By George Baer
Those were Glory Days. We learned to be pioneers, to create a College, to value our creation, to sustain a fledgling University, to share a mission, and a success. I hope those experiences stood us well in after-years. They did me. Good luck on Reunion planning. Old friends; other times.
(1) Glory Days. Youth, of course, beginning something new, common cause, in a setting of incredible beauty. The woods, the walks, the views, the banana slugs. New friends. Who could want anything more?
(2) Pioneers. Crown was unfinished. Planks to walk across the mud. ‘Houses’ yet unnamed. For me, coming from a traditional faculty role at Dartmouth in New Hampshire, to Leonardo House as a Resident Preceptor, with an infant daughter, returning to a very different California (it was, sigh, ‘the sixties’), with much of what we all did establishing precedent: pioneers.
(3) Creating a College. Kenneth Thimann engaged us all. Students voted on House names: “Maxwell House” you remember. Propinquity meant we knew one-another immediately, and well. The idea was collegiate; the College physically expressed that idea. And how beautiful the College was!
(4) And we were proud of our creation.

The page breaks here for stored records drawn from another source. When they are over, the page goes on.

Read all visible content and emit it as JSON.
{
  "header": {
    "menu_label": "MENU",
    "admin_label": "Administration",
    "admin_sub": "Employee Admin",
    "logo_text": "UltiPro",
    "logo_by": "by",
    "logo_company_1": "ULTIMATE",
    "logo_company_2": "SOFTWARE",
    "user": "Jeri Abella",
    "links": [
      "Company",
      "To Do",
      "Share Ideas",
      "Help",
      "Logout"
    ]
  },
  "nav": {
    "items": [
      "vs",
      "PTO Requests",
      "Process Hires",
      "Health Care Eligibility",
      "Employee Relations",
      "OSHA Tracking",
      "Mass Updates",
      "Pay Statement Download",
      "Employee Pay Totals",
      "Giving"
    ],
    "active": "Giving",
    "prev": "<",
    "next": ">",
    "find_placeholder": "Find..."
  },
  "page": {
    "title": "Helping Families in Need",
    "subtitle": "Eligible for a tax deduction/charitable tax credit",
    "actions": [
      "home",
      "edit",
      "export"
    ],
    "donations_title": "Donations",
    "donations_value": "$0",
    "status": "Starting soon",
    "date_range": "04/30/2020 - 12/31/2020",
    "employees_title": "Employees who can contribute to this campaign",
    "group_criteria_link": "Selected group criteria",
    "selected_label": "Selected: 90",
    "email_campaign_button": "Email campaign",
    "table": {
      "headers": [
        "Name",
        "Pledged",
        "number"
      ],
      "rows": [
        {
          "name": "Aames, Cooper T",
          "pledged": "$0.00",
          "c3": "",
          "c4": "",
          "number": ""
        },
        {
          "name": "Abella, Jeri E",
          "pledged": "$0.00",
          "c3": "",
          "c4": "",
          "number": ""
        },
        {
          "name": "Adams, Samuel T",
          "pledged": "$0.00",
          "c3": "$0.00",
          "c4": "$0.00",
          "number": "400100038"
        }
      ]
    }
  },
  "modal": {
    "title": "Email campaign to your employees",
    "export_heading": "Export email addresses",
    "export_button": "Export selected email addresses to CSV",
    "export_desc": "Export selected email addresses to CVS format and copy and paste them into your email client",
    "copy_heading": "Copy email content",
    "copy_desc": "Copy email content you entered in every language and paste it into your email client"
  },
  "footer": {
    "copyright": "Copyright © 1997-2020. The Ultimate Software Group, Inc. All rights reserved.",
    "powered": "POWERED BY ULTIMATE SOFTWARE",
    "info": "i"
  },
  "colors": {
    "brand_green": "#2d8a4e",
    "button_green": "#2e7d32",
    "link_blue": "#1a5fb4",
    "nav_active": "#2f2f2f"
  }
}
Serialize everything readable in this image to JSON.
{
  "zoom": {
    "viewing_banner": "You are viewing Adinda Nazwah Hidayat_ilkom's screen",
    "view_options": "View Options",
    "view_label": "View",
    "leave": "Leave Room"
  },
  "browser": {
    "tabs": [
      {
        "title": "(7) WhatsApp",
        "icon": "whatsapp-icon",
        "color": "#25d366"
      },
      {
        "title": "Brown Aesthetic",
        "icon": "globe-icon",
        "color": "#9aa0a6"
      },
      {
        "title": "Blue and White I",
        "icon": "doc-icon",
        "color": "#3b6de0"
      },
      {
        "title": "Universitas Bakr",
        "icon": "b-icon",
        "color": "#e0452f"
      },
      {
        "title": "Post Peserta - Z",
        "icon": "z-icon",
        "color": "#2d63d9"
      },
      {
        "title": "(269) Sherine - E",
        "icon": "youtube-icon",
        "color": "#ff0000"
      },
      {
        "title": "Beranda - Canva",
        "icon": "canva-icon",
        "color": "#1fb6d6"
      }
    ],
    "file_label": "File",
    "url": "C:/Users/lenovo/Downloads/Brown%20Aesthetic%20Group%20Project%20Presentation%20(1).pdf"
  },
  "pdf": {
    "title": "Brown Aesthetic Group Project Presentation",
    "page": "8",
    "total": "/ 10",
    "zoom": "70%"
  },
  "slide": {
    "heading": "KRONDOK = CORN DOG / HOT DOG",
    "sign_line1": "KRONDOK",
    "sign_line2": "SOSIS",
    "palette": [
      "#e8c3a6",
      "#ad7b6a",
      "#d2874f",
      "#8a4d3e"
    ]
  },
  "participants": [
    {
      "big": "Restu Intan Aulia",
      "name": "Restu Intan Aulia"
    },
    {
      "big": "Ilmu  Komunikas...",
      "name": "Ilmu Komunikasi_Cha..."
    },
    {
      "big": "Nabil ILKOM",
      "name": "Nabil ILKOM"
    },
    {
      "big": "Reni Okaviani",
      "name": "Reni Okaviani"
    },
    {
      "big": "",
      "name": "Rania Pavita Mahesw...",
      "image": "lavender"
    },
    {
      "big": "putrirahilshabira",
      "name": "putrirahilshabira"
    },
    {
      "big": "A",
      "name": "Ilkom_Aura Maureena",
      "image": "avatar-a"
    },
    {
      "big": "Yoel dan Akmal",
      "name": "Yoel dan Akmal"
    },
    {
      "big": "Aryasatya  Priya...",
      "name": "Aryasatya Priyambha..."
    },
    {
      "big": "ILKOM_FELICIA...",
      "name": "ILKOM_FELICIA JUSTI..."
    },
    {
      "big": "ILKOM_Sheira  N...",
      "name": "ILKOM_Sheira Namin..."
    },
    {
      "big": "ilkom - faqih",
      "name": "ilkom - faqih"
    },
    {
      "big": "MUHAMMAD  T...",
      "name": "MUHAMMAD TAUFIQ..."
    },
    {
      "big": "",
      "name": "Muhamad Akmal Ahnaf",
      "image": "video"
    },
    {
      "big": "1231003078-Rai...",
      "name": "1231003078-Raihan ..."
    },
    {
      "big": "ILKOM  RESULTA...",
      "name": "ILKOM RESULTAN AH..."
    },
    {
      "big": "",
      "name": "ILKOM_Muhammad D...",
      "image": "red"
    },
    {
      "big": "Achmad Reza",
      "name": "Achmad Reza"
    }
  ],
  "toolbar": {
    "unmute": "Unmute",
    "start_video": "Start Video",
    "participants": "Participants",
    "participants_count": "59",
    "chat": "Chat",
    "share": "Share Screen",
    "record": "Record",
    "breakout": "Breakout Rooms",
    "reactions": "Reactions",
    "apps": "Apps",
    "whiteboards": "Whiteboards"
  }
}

(5) Sustaining the fledgling University. Basic to this was a high academic standard. To which the faculty, some of great distinction and renown, was fully committed. The Core Course, the Crown Core Course, with its emphasis on the nature and social value of science, its complementarity to the courses in other colleges, the idea of a College faculty around a College course, independent yet supportive of the rest of UCSC and its general mission, watching that entity emerge during our time, our loyalty to Crown even as professionalized and traditional Departments drew faculty to another loyalty, yet, as Galileo said: “and yet it moves.”
(6) It was your success. Your class proved the possibility and the value of Crown College.
(7) And not to be forgotten, as your Jubilee proves. Happy Anniversary and Fond Memories of a unique moment in time and place.
Best wishes, George Baer
Being a two-year resident of Leonardo House, I have fond memories of chatting with, and enjoying the warmth of, you and your wife. I also loved zyour modern European history class. Although I did not give up my plan to become a physician to follow your suggestion to become a historian, your obvious excitement about going to Europe to examine a newly declassified trove of world war two documents was contagious.
I remember you and your family fondly and enjoyed babysitting.
I can’t thank you enough for your time invested in helping me with my first core course paper, a turning point in my studies and my writing.
Thank you also for the generosity of time and humor that you, and your fellow Crown professors, shared with us in lingering conversations over, and following, lunch. Accessibility to professors on a more personal and interactive level by undergrads, as we enjoyed at Crown, was a rarity at other institutions.
Our experience at Crown was transformative. We learned how to truly learn, study, and hunger for it. We were immersed in a cultural river flowing and carrying us into many unique and unplanned adventures and experiences beyond what we ever anticipated.
I didn’t realize the extent of this gift until I attended grad school at UC Davis, where, for so many students, the grade was the goal rather than the learning. It was like visiting a foreign country after my UCSC/Crown experience.
Thank you for investing in us.